In criticizing his state’s proposed tax credit-based school voucher program, called the “,” former New Jersey governor James J. Florio : “You don’t have to be an economist to understand that [education] tax credits are tax expenditures and, thus, revenues lost to be made up by someone else.”
Read Education Tax credits Are Not Government Subsidies to see why Florio is wrong.
Not all tax credits are created equal, however. My published letter in the NJ Star-Ledger Readers Forum explains why:
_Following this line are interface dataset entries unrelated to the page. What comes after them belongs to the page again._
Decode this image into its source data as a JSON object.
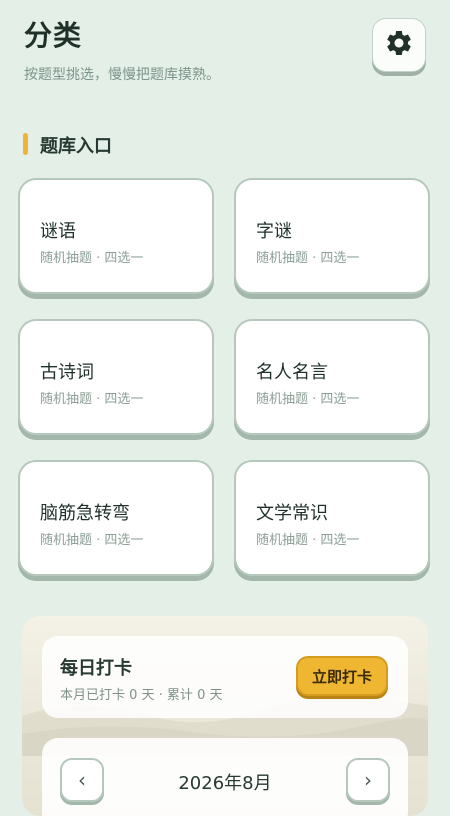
{
  "header": {
    "title": "分类",
    "subtitle": "按题型挑选，慢慢把题库摸熟。",
    "settings_icon": "gear-icon"
  },
  "section": {
    "title": "题库入口",
    "accent_color": "#ECB53A"
  },
  "categories": [
    {
      "name": "谜语",
      "desc": "随机抽题 · 四选一"
    },
    {
      "name": "字谜",
      "desc": "随机抽题 · 四选一"
    },
    {
      "name": "古诗词",
      "desc": "随机抽题 · 四选一"
    },
    {
      "name": "名人名言",
      "desc": "随机抽题 · 四选一"
    },
    {
      "name": "脑筋急转弯",
      "desc": "随机抽题 · 四选一"
    },
    {
      "name": "文学常识",
      "desc": "随机抽题 · 四选一"
    }
  ],
  "checkin": {
    "title": "每日打卡",
    "stats": "本月已打卡 0 天 · 累计 0 天",
    "button_label": "立即打卡",
    "button_color": "#EFB632"
  },
  "calendar": {
    "month_label": "2026年8月",
    "prev_label": "‹",
    "next_label": "›"
  }
}
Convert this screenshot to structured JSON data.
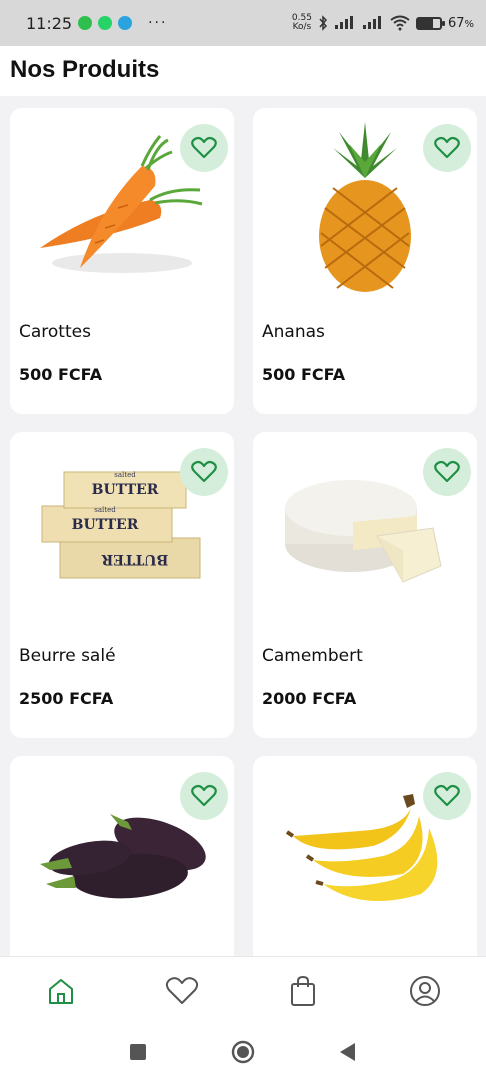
{
  "status_bar": {
    "time": "11:25",
    "apps": [
      "messages-icon",
      "whatsapp-icon",
      "telegram-icon"
    ],
    "more": "···",
    "speed_value": "0.55",
    "speed_unit": "Ko/s",
    "battery_percent": "67",
    "battery_suffix": "%",
    "battery_level": 0.67
  },
  "header": {
    "title": "Nos Produits"
  },
  "colors": {
    "accent": "#1e8f44",
    "fav_bg": "#d5eedb",
    "page_bg": "#f2f2f4"
  },
  "products": [
    {
      "name": "Carottes",
      "price": "500 FCFA",
      "image": "carrot-image"
    },
    {
      "name": "Ananas",
      "price": "500 FCFA",
      "image": "pineapple-image"
    },
    {
      "name": "Beurre salé",
      "price": "2500 FCFA",
      "image": "butter-image"
    },
    {
      "name": "Camembert",
      "price": "2000 FCFA",
      "image": "camembert-image"
    },
    {
      "name": "",
      "price": "",
      "image": "eggplant-image"
    },
    {
      "name": "",
      "price": "",
      "image": "banana-image"
    }
  ],
  "butter_labels": {
    "top": "salted",
    "word": "BUTTER"
  },
  "bottom_nav": [
    "home-icon",
    "heart-icon",
    "bag-icon",
    "account-icon"
  ],
  "system_nav": [
    "recents-button",
    "home-button",
    "back-button"
  ]
}
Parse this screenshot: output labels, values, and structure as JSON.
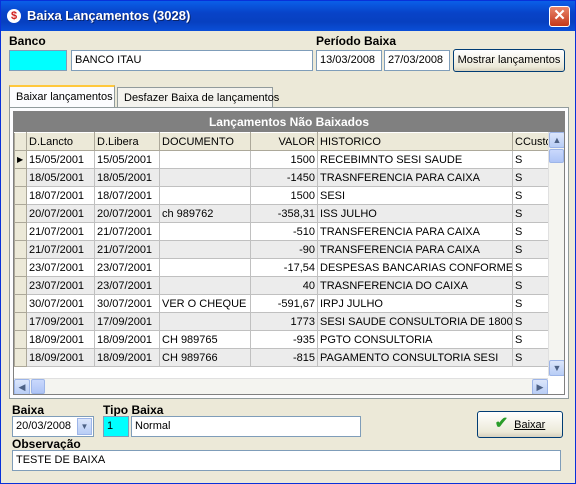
{
  "window": {
    "title": "Baixa Lançamentos (3028)",
    "close_glyph": "✕",
    "app_icon_glyph": "$",
    "app_icon": "dollar-icon"
  },
  "banco": {
    "label": "Banco",
    "code": "",
    "name": "BANCO ITAU"
  },
  "periodo": {
    "label": "Período Baixa",
    "start": "13/03/2008",
    "end": "27/03/2008",
    "show_button": "Mostrar lançamentos"
  },
  "tabs": [
    {
      "label": "Baixar lançamentos",
      "active": true
    },
    {
      "label": "Desfazer Baixa de lançamentos",
      "active": false
    }
  ],
  "grid": {
    "title": "Lançamentos Não Baixados",
    "columns": [
      "D.Lancto",
      "D.Libera",
      "DOCUMENTO",
      "VALOR",
      "HISTORICO",
      "CCusto"
    ],
    "rows": [
      {
        "d_lancto": "15/05/2001",
        "d_libera": "15/05/2001",
        "documento": "",
        "valor": "1500",
        "historico": "RECEBIMNTO SESI SAUDE",
        "ccusto": "S",
        "current": true
      },
      {
        "d_lancto": "18/05/2001",
        "d_libera": "18/05/2001",
        "documento": "",
        "valor": "-1450",
        "historico": "TRASNFERENCIA PARA CAIXA",
        "ccusto": "S"
      },
      {
        "d_lancto": "18/07/2001",
        "d_libera": "18/07/2001",
        "documento": "",
        "valor": "1500",
        "historico": "SESI",
        "ccusto": "S"
      },
      {
        "d_lancto": "20/07/2001",
        "d_libera": "20/07/2001",
        "documento": "ch 989762",
        "valor": "-358,31",
        "historico": "ISS JULHO",
        "ccusto": "S"
      },
      {
        "d_lancto": "21/07/2001",
        "d_libera": "21/07/2001",
        "documento": "",
        "valor": "-510",
        "historico": "TRANSFERENCIA PARA CAIXA",
        "ccusto": "S"
      },
      {
        "d_lancto": "21/07/2001",
        "d_libera": "21/07/2001",
        "documento": "",
        "valor": "-90",
        "historico": "TRANSFERENCIA PARA CAIXA",
        "ccusto": "S"
      },
      {
        "d_lancto": "23/07/2001",
        "d_libera": "23/07/2001",
        "documento": "",
        "valor": "-17,54",
        "historico": "DESPESAS BANCARIAS CONFORME E",
        "ccusto": "S"
      },
      {
        "d_lancto": "23/07/2001",
        "d_libera": "23/07/2001",
        "documento": "",
        "valor": "40",
        "historico": "TRASNFERENCIA DO CAIXA",
        "ccusto": "S"
      },
      {
        "d_lancto": "30/07/2001",
        "d_libera": "30/07/2001",
        "documento": "VER O CHEQUE",
        "valor": "-591,67",
        "historico": "IRPJ JULHO",
        "ccusto": "S"
      },
      {
        "d_lancto": "17/09/2001",
        "d_libera": "17/09/2001",
        "documento": "",
        "valor": "1773",
        "historico": "SESI SAUDE CONSULTORIA DE 1800",
        "ccusto": "S"
      },
      {
        "d_lancto": "18/09/2001",
        "d_libera": "18/09/2001",
        "documento": "CH 989765",
        "valor": "-935",
        "historico": "PGTO CONSULTORIA",
        "ccusto": "S"
      },
      {
        "d_lancto": "18/09/2001",
        "d_libera": "18/09/2001",
        "documento": "CH 989766",
        "valor": "-815",
        "historico": "PAGAMENTO CONSULTORIA SESI",
        "ccusto": "S"
      }
    ],
    "row_indicator": "▶",
    "scroll_up": "▲",
    "scroll_down": "▼",
    "scroll_left": "◀",
    "scroll_right": "▶"
  },
  "baixa": {
    "label": "Baixa",
    "date": "20/03/2008",
    "dropdown_glyph": "▼"
  },
  "tipo_baixa": {
    "label": "Tipo Baixa",
    "code": "1",
    "name": "Normal"
  },
  "baixar_button": {
    "label": "Baixar",
    "icon": "checkmark-icon",
    "glyph": "✔"
  },
  "observacao": {
    "label": "Observação",
    "value": "TESTE DE BAIXA"
  },
  "colors": {
    "title_bar": "#0843c8",
    "highlight_field": "#00ffff",
    "grid_header": "#808080"
  }
}
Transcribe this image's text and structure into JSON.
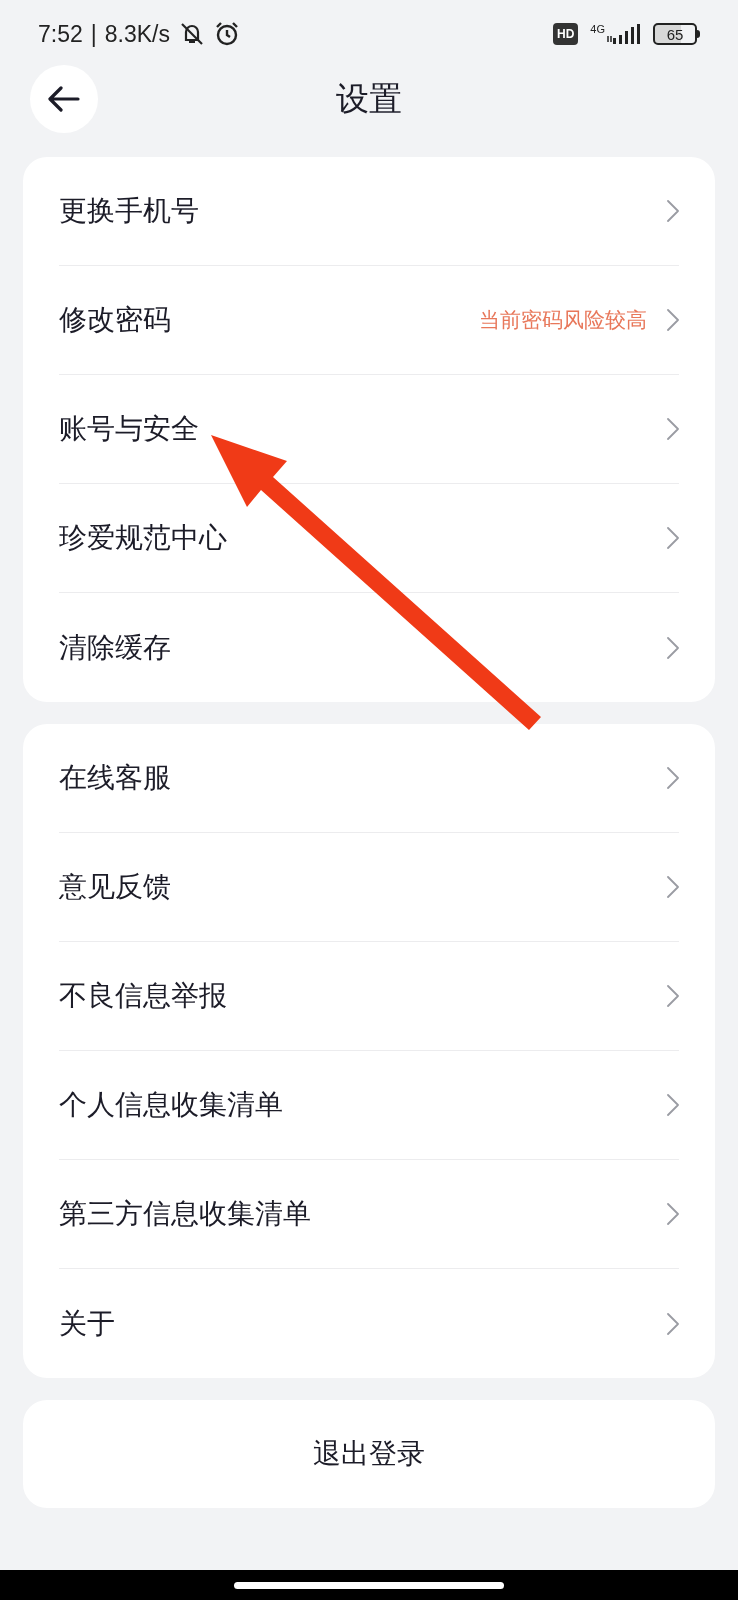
{
  "status_bar": {
    "time": "7:52",
    "separator": "|",
    "speed": "8.3K/s",
    "hd": "HD",
    "network": "4G",
    "battery": "65"
  },
  "header": {
    "title": "设置"
  },
  "groups": [
    {
      "items": [
        {
          "label": "更换手机号"
        },
        {
          "label": "修改密码",
          "note": "当前密码风险较高"
        },
        {
          "label": "账号与安全"
        },
        {
          "label": "珍爱规范中心"
        },
        {
          "label": "清除缓存"
        }
      ]
    },
    {
      "items": [
        {
          "label": "在线客服"
        },
        {
          "label": "意见反馈"
        },
        {
          "label": "不良信息举报"
        },
        {
          "label": "个人信息收集清单"
        },
        {
          "label": "第三方信息收集清单"
        },
        {
          "label": "关于"
        }
      ]
    }
  ],
  "logout": "退出登录"
}
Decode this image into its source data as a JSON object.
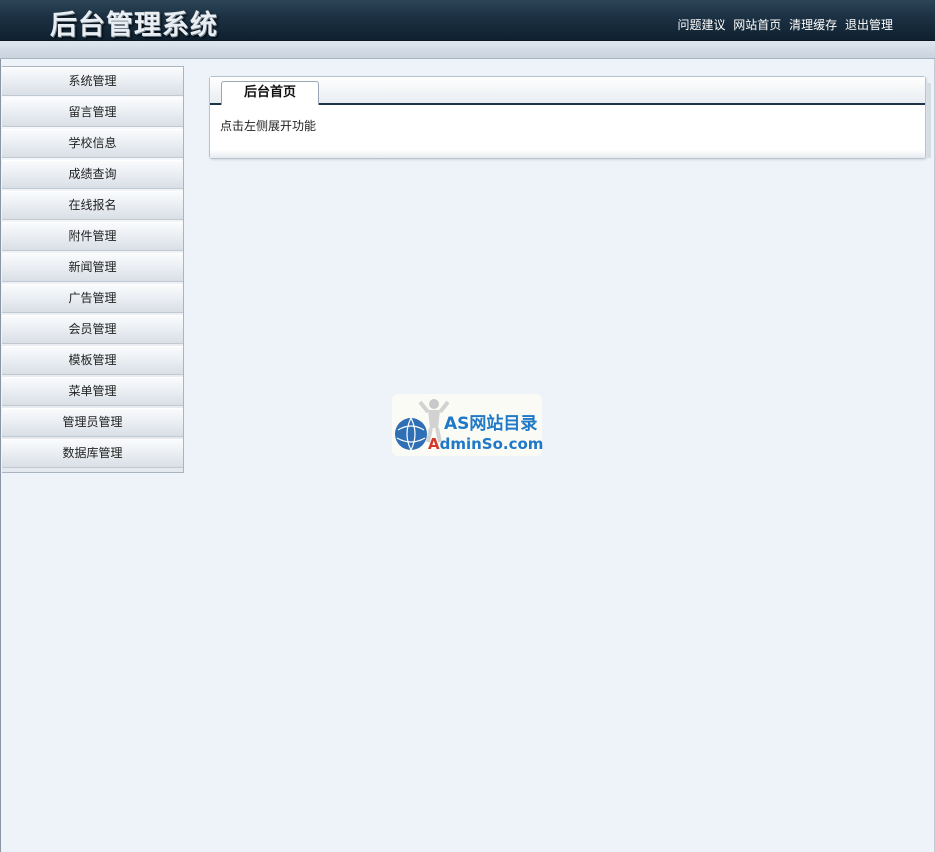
{
  "header": {
    "title": "后台管理系统",
    "links": [
      "问题建议",
      "网站首页",
      "清理缓存",
      "退出管理"
    ]
  },
  "sidebar": {
    "items": [
      {
        "label": "系统管理"
      },
      {
        "label": "留言管理"
      },
      {
        "label": "学校信息"
      },
      {
        "label": "成绩查询"
      },
      {
        "label": "在线报名"
      },
      {
        "label": "附件管理"
      },
      {
        "label": "新闻管理"
      },
      {
        "label": "广告管理"
      },
      {
        "label": "会员管理"
      },
      {
        "label": "模板管理"
      },
      {
        "label": "菜单管理"
      },
      {
        "label": "管理员管理"
      },
      {
        "label": "数据库管理"
      }
    ]
  },
  "main": {
    "tab_label": "后台首页",
    "message": "点击左侧展开功能"
  },
  "watermark": {
    "line1": "AS网站目录",
    "line2_first": "A",
    "line2_rest": "dminSo.com"
  },
  "colors": {
    "header_dark": "#1b3042",
    "background": "#eef2f9",
    "watermark_blue": "#1f78c8",
    "watermark_red": "#d33a2a"
  },
  "icons": {
    "watermark": "globe-person-logo"
  }
}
Voucher economicsIn “Vouchers loss is a gain for equality” (June 20), an op-ed critical of the Opportunity Scholarship Act, former Gov. James Florio said, “Tax credits are tax expenditures and, thus, revenues lost to be made up by someone else,” labeling those who say otherwise as “intellectually dishonest.”But it is Florio who is intellectually dishonest. Each scholarship voucher removes one child from the public schools, reducing government revenues and expenditures by relieving the government of the expense of educating that child. Since the vouchers are capped at $9,000 — well below the average per-pupil cost of public education — there are no revenues “to be made up by someone else.” If anything, the state is getting a windfall.In contrast, solar tax credits, for example, reduce government revenues without any reduction in expenditures because the government is not in the business of installing solar energy devices. If I get a credit of $100, the government is shorted $100 toward some other function that it does perform, which must then be made up by taxing others $100 more.It's true that solar credits are not literally a subsidy, since the person claiming the credit is spending his own money, not receiving a direct payment from another taxpayer. But I would call it an indirect subsidy, because of the corresponding drop in his tax liability--a drop that amounts to a taxpayer financed discount for his purchase of the solar installation.